By Elbert Ventura
From its nearly silent opening passages to its exhilarating and enigmatic capper, Morvern Callar announces itself as the product of a singular sensibility. A tone poem for the rave generation, Lynne Ramsay’s latest film may be easier to admire than to like, but there’s no denying it establishes her as a filmmaker of tremendous promise. This follow-up to Ramsay’s acclaimed debut, Ratcatcher, is a kaleidoscopic immersion, as unknowable and magnetic as its titular heroine. Played by the superb Samantha Morton, Morvern is a cipher, at once strangely disconnected and thrillingly alive. Following the suicide of her boyfriend, she takes an unorthodox path, appropriating his recently finished novel as her own and using the money he left behind to go on a vacation with her best friend, Lanna (Kathleen McDermott). Morvern’s impulsive wanderings, which ultimately alienate even the free-spirited Lanna, come across less as inexplicable whimsy than as the pure expression of a generation’s existential restlessness. Steeped in cool solipsism, Ramsay’s movie privileges sensation over sense: at its best, it’s a captivating mosaic of color, music, and mood. In its opacity, Morvern Callar may seem to some a willful exercise in audience frustration. Those who surrender to Ramsay’s rough poetry, however, will find the movie a transporting experience.
by Glenn Kenny
A mesmerizing cinematic poem from the first frame to the last, Scottish director Lynne Ramsay’s second feature, Morvern Callar, doesn’t actually confirm Ramsay’s phenomenal talent. After all, her first feature, Ratcatcher, was so assured yet so seemingly spontaneous that the odds that it was a fluke had to be pretty low. No, this remarkable film confirms nothing. Rather, it suggests that Ramsay will someday, maybe sooner than later, have a body of work that will place her in the company of Antonioni, or Buñuel, or Bresson, to mention just three great cinematic poets. Yes, I think Morvern Callar’s that good.
Ramsay and her coscreenwriter, Liana Dognini, adapted Morvern from a cult novel by Alan Warner, paring down its narrative. Ostensibly the picture is the story of Morvern (Samantha Morton), a grocery store clerk whose boyfriend leaves her some head-spinning Christmas presents — his dead body on the living room floor, a suicide note instructing her to, among other things, “be brave,” and a completed novel he wants her to send out for publication. She does so — only she replaces his name with her own. She then buries her beloved in a way that many would characterize as unusual at best. And then she scoops up her best friend Lanna (Kathleen McDermott) for a holiday in Spain.

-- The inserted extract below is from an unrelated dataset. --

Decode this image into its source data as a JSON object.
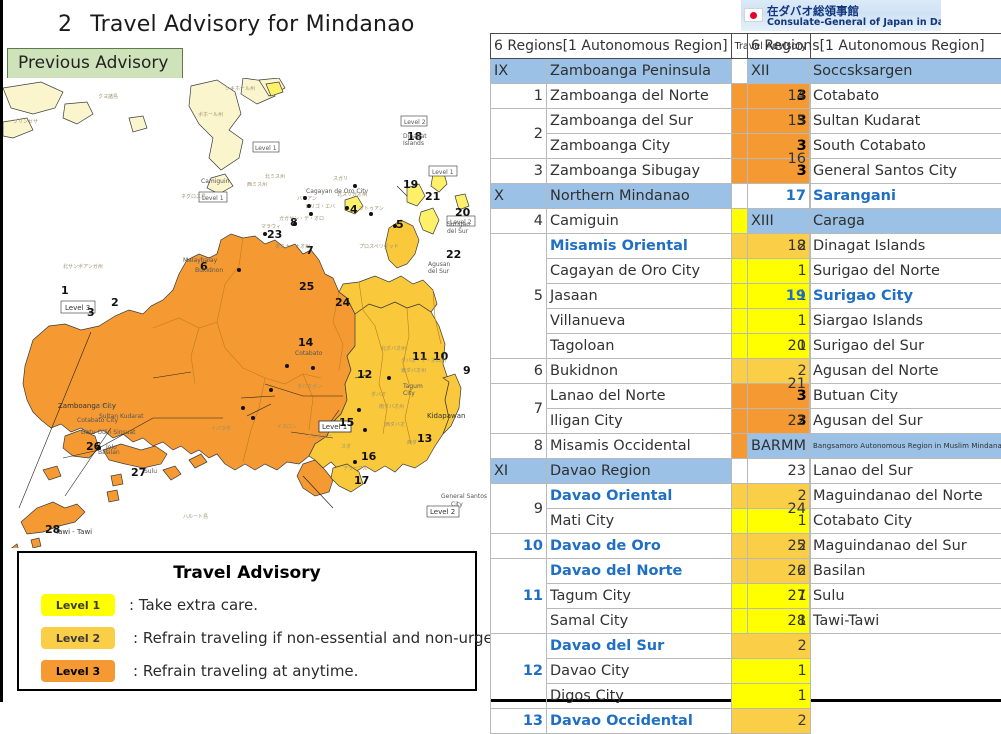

Is this girl some kind of monster, or what? In fact, she’s not, not at all — but why she’s not is something that only Ramsay and the entirely remarkable Morton (who utters just a little more dialogue here than she did playing a mute in Woody Allen’s Sweet and Lowdown) can show you. As she gads about with her portable cassette player, listening to the very hip mix tape that was one of her boyfriend’s parting gifts, Morvern is a woman finding out who and what she is, and what she wants from life. It’s all conveyed completely cinematically; one shot of Morton in the backseat of a fast moving car, head out the window, taking in the Spanish sunshine, is worth oodles more than any number of self-empowerment speeches would have been. The dialogue-less final minutes, which place Morvern on the tracks to her next adventure and reflect on where she’s been, constitute the most heart-stopping movie ending I’ve seen in years.
– Inteviews with Lynne Ramsay, Samantha Morton, and Kathleen McDermott
– Easter Eggs